PAY TO PLAY? -- Harry Jaffe, in his Examiner column, sees hints of "pay for play" in Gray's transition finance report. "It used to be that developers and investors who wanted to do business with the city had to abide by some rules. They were limited to $2,000 in contributions to a candidate. Of course they often bundled their donations. They would donate $2K in the names of their wives and cousins and grandkids and employees. Maybe they could scrape together $20,000. If they wanted to skirt the law, the could drop off bags of cash or take politicians or bureaucrats on fancy golfing trips and such. But Gray and incoming council Chairman Kwame Brown brushed aside the rules governing how much fat cats could give to them. In the name of fiscal prudence, in an era of tight budgets, Gray said any business could give as much as $50,000 to help him form a government and party. Brown said: me, too." Of course, Adrian Fenty did the same when raising funds for his inauguration. But bottom line, says Jaffe: "If [Franklin L. Haney Co.], [Calvin Cafritz] and Foulger-Pratt get development deals, we will know that pay to play works well in D.C."
WHAT OBAMA CAN DO -- A day after The Lunch, David Alpert offers at GGW a list of things President Obama could do for D.C. right now. They include: "Appoint a high-level DC point person. ... There is no one person in the White House in charge of working with the DC government. Obama should appoint such a person at a high enough level to give him or her the power to really coordinate the DC-related work of the cabinet departments and push them to make changes when necessary and when they fit with the President's vision." ... "Restrain excessive fortress design at federal facilities. ... Require all new or renovated federal facilities in urban areas to contain publicly-accessible retail or food spaces, and avoid a bunker mentality unless it really, truly is necessary." ... "Make St. Elizabeth's a good neighbor. ... [T]here are many ways DHS can also encourage employees to interact with the surrounding community, foster nearby restaurants that are also open to the public, and take transit, streetcar, bike or walk to the complex." ... "Give DC control over local neighborhood parks. ... The President could instruct the Park Service to work out a way to turn day to day maintenance and policy of the small parks over to DC while maintaining ownership of the land." Here's another reaction to the Obama lunch, from Post cartoonist Tom Toles:
*** SMALL PLATES ***
Four U.S. District Court nominees are caught in Senate logjam (D.C. Wire)
Evans demands "immediate" action on Capitol statues bill. You're welcome, Plotkin. (Patch)
"Can job training work?" GGW)
Tax break for Adams Morgan hotel development appears dead (WBJ)
What Vince Gray can do to reach out to the gay community (Blade)
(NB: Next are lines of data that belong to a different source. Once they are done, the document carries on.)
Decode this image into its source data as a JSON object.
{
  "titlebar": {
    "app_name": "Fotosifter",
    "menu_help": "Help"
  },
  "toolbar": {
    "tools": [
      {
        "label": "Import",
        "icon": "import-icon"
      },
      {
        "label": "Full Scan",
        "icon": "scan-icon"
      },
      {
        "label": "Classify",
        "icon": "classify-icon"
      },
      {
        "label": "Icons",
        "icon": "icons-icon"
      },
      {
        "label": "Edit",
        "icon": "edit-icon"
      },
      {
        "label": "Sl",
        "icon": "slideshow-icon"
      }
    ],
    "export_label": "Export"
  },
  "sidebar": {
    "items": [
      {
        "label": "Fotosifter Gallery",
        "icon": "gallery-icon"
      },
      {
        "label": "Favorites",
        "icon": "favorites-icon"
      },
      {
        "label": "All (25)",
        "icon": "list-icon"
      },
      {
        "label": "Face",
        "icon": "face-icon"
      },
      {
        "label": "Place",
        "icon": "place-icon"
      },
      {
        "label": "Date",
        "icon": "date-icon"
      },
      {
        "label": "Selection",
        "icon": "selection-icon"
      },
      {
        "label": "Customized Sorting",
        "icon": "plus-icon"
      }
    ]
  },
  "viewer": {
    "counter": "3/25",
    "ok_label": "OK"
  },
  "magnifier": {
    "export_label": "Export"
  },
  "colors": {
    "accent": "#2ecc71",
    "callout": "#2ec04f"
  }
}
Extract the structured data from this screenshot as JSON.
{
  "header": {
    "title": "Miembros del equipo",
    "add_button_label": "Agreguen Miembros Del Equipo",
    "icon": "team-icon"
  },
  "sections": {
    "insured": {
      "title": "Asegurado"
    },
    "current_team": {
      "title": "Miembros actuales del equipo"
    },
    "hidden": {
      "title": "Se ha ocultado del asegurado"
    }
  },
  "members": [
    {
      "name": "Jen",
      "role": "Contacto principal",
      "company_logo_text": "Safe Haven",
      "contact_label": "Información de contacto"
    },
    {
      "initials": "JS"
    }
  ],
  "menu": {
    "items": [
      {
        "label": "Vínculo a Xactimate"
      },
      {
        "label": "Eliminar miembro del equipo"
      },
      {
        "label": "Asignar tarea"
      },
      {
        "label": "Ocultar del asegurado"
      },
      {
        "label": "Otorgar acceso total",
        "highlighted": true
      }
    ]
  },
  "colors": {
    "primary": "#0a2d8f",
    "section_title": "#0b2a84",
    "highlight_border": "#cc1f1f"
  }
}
The Scene, owned by Dean Smothers, is shuttered for $92,000 tax liability (Examiner)
Zoning Commission to take up air-rights projects over Center Leg, Union Station yards (WBJ)
"The D.C. Housing Market Is Back" (Housing Complex)
Another Kaya Henderson interview (WTTG-TV)
Where will the Marines go? (Housing Complex)
Fenty gap-closing would end taxpayer support for Main Street programs (WBJ)
Fenty plan includes cuts to MPD reimbursable details (Georgetown Voice)
Panelists, including The Post's Jonathan O'Connell, talk about our 'divided city' (YouTube)
If you have cadavers to sell, please contact the Board of Funeral Directors (WBJ)
Congrats to Chuck Brown on his first Grammy nomination (TBD)
*** ON THE MENU ***
A super fun weekend